Task goal
Report how many lines of the listing include the word "data"; nothing else should be written.

######

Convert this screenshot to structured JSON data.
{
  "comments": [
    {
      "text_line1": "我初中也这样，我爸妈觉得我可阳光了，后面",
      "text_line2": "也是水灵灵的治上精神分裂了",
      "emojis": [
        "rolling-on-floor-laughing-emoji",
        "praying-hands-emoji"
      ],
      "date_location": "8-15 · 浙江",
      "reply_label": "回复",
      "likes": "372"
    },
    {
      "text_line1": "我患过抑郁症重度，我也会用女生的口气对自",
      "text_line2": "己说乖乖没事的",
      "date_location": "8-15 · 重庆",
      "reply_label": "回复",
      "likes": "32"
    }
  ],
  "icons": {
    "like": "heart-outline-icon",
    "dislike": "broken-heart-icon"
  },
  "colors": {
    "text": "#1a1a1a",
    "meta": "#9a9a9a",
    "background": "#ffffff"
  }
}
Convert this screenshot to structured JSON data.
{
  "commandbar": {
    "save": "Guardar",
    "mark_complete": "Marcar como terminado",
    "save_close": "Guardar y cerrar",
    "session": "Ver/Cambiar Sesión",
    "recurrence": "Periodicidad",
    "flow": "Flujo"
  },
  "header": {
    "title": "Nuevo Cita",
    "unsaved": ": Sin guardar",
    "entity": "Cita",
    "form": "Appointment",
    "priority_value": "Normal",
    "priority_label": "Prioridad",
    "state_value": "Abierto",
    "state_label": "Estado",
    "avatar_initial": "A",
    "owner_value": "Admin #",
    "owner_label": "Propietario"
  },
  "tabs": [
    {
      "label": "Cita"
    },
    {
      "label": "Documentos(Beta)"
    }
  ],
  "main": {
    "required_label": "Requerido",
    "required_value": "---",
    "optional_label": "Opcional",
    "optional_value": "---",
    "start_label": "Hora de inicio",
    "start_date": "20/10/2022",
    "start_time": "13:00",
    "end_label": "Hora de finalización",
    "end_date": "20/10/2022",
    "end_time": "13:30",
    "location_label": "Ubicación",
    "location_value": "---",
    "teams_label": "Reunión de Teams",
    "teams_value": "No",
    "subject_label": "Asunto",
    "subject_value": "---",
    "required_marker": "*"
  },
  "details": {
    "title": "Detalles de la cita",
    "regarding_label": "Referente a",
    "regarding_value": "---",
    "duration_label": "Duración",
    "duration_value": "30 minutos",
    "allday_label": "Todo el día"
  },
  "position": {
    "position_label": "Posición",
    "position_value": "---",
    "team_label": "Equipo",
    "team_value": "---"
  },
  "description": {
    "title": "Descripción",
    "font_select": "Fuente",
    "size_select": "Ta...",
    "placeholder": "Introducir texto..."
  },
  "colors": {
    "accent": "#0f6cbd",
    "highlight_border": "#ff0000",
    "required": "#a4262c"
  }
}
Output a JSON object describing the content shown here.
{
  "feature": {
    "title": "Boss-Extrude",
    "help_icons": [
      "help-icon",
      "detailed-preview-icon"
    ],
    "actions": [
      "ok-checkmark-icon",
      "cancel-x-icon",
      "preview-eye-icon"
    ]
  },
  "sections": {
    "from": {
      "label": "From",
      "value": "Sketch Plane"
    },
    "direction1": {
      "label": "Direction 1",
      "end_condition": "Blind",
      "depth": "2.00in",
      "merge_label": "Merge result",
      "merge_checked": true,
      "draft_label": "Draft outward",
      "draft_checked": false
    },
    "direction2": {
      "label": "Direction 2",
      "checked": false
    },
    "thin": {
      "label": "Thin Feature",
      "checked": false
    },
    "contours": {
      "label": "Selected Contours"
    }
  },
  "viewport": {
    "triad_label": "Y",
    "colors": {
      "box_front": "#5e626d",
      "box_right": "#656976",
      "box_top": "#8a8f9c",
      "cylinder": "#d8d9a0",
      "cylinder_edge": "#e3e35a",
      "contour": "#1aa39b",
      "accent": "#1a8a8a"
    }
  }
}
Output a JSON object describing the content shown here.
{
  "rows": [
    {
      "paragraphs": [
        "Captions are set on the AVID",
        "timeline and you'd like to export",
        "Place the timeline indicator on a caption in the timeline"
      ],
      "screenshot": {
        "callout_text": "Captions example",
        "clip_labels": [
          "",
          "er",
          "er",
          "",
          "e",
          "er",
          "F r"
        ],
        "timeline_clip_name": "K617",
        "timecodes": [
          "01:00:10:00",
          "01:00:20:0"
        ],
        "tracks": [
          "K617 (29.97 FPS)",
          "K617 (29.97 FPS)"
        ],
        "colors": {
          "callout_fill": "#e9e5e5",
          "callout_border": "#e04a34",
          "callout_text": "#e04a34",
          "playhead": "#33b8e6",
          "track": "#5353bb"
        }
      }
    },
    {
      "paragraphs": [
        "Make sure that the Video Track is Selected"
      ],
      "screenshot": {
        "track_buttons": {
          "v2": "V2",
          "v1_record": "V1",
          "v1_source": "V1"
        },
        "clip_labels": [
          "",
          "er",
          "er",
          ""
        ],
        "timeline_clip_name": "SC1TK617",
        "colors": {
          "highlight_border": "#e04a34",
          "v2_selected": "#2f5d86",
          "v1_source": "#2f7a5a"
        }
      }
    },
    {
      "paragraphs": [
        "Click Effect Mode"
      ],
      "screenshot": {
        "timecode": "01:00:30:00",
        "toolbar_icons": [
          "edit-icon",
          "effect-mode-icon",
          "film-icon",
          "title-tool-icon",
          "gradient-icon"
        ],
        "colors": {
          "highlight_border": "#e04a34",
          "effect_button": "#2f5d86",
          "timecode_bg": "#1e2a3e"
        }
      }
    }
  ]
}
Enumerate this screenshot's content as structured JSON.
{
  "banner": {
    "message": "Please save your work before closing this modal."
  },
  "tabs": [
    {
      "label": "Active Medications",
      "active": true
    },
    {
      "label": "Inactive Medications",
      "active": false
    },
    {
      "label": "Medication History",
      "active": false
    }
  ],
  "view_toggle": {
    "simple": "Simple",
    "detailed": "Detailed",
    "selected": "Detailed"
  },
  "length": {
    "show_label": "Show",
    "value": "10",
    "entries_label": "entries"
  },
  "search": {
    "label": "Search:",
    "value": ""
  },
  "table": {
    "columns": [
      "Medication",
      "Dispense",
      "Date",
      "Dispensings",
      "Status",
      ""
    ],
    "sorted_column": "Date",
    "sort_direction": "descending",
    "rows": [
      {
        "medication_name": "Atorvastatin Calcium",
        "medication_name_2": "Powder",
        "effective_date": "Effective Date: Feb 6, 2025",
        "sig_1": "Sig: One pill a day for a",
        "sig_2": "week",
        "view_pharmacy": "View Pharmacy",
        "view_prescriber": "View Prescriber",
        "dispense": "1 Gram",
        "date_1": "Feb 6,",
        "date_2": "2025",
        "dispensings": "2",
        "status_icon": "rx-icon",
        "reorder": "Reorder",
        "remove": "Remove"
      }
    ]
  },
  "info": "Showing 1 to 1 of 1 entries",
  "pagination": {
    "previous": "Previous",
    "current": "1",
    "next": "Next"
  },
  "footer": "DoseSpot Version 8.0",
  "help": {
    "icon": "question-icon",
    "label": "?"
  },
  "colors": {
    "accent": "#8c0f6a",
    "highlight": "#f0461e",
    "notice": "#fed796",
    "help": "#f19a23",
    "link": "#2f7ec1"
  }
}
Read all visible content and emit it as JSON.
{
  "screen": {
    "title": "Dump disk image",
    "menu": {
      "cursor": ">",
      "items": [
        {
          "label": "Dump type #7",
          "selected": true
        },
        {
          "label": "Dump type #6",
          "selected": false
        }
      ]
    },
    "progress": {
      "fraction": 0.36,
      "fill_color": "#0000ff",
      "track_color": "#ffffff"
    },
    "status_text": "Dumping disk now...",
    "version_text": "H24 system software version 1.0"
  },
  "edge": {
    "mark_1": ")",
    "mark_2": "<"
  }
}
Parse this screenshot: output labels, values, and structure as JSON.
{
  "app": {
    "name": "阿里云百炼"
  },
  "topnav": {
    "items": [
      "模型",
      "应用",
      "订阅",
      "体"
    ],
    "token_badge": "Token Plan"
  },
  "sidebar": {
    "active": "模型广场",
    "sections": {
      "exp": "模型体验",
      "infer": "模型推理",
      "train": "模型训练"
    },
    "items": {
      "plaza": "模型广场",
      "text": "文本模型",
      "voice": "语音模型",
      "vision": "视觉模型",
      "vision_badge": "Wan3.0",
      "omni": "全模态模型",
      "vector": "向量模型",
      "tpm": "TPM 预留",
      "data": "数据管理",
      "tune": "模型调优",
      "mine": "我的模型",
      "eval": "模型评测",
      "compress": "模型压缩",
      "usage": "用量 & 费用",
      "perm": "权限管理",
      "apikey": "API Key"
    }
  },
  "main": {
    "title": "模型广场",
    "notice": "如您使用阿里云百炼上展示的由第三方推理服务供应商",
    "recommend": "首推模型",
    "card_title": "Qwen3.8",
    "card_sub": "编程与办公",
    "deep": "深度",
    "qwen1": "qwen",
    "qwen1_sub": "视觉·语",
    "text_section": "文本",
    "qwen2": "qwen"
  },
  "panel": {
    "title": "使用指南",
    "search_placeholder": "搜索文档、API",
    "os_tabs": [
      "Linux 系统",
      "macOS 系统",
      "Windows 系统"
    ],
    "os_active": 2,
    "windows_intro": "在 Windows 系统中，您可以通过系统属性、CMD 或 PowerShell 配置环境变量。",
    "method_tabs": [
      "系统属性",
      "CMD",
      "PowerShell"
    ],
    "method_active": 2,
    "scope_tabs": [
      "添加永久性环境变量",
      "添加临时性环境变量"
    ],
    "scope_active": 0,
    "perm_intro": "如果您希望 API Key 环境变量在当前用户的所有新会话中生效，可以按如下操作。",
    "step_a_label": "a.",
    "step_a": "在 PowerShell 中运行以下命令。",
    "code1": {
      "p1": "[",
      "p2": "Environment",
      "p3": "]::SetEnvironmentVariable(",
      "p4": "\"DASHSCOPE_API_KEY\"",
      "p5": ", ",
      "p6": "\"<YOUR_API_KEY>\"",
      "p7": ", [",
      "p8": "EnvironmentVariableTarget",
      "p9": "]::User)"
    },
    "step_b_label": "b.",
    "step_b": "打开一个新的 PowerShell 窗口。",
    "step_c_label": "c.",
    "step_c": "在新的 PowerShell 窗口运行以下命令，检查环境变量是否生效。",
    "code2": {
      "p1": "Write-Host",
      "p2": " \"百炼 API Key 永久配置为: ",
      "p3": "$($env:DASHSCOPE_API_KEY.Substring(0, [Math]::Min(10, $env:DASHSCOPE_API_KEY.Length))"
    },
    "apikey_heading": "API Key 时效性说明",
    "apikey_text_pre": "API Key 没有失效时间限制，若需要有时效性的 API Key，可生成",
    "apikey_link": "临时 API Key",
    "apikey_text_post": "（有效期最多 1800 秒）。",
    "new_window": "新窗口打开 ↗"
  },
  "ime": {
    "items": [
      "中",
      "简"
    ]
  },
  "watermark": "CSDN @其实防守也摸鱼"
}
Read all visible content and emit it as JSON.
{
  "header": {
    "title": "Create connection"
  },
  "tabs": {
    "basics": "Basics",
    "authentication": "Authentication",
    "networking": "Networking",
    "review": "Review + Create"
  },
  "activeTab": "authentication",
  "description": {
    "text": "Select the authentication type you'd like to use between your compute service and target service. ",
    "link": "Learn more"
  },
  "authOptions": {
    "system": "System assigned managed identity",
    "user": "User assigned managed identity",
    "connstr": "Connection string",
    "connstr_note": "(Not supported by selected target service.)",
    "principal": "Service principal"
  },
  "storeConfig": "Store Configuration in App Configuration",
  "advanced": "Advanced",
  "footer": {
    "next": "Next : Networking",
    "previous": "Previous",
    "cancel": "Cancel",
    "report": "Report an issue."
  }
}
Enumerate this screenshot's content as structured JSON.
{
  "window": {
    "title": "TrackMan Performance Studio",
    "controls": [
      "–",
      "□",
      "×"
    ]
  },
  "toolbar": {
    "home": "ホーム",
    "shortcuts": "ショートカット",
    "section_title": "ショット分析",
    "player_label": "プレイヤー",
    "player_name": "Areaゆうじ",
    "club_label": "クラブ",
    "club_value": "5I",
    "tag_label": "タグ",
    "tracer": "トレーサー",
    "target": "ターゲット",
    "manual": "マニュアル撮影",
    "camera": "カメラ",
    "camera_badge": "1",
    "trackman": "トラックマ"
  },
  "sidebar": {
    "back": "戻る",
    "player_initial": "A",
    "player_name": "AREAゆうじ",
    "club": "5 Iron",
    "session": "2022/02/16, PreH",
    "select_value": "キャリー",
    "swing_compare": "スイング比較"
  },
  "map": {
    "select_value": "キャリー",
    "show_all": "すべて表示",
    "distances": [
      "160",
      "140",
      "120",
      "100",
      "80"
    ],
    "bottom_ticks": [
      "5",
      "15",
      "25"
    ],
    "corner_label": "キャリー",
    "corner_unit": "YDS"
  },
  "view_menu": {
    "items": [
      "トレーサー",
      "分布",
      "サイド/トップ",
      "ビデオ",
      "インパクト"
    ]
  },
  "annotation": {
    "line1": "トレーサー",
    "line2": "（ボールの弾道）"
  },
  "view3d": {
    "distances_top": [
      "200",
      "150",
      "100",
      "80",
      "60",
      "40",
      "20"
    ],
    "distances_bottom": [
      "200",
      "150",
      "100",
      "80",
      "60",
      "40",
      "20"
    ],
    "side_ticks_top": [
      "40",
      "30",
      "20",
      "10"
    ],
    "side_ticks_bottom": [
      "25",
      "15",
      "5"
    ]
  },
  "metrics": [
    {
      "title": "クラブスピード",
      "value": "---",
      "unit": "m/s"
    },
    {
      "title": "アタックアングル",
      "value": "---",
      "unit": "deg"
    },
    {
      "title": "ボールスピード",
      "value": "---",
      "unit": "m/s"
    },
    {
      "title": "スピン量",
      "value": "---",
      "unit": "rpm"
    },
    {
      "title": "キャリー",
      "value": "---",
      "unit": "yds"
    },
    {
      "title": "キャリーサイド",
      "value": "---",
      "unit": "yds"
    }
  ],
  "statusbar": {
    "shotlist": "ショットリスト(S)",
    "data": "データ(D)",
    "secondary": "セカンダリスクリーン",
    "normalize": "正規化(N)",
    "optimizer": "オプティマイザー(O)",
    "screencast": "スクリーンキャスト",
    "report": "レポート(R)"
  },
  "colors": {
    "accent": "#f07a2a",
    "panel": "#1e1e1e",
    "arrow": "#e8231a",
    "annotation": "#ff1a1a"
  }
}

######

Solution to this task
4